──────── RECORDS FOR PROCESSING ────────

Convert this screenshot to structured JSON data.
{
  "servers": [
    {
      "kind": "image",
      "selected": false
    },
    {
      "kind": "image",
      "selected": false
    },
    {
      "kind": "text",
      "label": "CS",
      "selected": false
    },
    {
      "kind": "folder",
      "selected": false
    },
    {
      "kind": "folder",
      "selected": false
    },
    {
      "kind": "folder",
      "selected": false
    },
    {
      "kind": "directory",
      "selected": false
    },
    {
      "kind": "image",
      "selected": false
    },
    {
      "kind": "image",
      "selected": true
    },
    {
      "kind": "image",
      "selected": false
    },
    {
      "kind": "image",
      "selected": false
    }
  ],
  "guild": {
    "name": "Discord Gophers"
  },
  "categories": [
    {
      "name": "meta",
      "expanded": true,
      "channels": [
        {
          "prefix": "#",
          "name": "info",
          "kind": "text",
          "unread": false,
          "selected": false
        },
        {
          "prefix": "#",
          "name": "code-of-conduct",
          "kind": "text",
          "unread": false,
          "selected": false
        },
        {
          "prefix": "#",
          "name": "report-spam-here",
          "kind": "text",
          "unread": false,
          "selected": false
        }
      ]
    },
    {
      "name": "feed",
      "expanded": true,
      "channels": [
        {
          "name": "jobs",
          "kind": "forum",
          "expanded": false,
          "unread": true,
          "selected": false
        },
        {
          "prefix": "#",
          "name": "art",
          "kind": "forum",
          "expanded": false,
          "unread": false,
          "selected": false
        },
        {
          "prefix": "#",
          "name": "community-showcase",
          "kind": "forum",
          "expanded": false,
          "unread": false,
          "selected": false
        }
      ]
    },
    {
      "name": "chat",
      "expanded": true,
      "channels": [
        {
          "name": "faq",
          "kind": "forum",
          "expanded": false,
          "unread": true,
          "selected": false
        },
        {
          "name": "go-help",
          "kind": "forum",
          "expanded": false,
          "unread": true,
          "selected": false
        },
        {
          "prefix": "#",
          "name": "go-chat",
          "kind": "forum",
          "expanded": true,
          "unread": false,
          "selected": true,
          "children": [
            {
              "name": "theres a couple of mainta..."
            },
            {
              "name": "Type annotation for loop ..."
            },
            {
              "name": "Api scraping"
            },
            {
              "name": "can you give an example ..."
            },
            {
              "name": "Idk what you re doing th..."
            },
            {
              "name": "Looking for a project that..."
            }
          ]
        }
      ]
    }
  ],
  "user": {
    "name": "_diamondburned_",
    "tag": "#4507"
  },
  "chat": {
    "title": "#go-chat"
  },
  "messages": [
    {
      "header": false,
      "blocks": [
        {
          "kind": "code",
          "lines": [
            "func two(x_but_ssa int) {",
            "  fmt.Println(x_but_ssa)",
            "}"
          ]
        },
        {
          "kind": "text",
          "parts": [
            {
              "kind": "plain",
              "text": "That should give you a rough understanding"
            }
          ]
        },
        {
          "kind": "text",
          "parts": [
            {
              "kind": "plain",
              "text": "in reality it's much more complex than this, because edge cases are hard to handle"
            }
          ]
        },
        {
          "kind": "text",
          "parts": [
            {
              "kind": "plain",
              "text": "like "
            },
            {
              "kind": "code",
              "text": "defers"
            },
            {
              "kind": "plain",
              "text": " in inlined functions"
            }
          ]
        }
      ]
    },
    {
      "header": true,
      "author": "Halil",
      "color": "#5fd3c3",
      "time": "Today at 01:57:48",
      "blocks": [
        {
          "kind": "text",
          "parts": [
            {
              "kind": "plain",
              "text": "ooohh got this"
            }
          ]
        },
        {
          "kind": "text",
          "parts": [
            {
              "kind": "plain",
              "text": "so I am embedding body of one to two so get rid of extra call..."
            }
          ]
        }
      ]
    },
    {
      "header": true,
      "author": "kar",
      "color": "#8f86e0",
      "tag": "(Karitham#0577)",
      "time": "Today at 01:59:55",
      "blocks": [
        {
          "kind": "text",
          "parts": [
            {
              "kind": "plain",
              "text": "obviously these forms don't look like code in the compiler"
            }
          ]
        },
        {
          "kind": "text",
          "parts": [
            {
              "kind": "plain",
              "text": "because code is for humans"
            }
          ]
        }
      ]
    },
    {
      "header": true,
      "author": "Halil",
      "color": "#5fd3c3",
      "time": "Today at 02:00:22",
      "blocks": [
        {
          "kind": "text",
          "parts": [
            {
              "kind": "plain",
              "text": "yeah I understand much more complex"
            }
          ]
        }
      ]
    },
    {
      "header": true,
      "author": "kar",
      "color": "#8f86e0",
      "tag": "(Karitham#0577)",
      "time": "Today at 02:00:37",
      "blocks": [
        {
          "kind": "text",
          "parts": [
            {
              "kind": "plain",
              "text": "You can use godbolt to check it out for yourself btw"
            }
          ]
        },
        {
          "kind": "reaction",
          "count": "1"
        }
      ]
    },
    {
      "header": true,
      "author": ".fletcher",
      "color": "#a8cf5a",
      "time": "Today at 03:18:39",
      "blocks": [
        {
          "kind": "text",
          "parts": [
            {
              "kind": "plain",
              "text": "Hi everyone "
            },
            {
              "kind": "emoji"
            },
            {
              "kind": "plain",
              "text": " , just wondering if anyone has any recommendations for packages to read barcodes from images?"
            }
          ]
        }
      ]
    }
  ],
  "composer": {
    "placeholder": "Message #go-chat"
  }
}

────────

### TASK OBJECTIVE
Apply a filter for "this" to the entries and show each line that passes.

### ANSWER SECTION
Convert this screenshot to structured JSON data.
              "text": "in reality it's much more complex than this, because edge cases are hard to handle"
              "text": "ooohh got this"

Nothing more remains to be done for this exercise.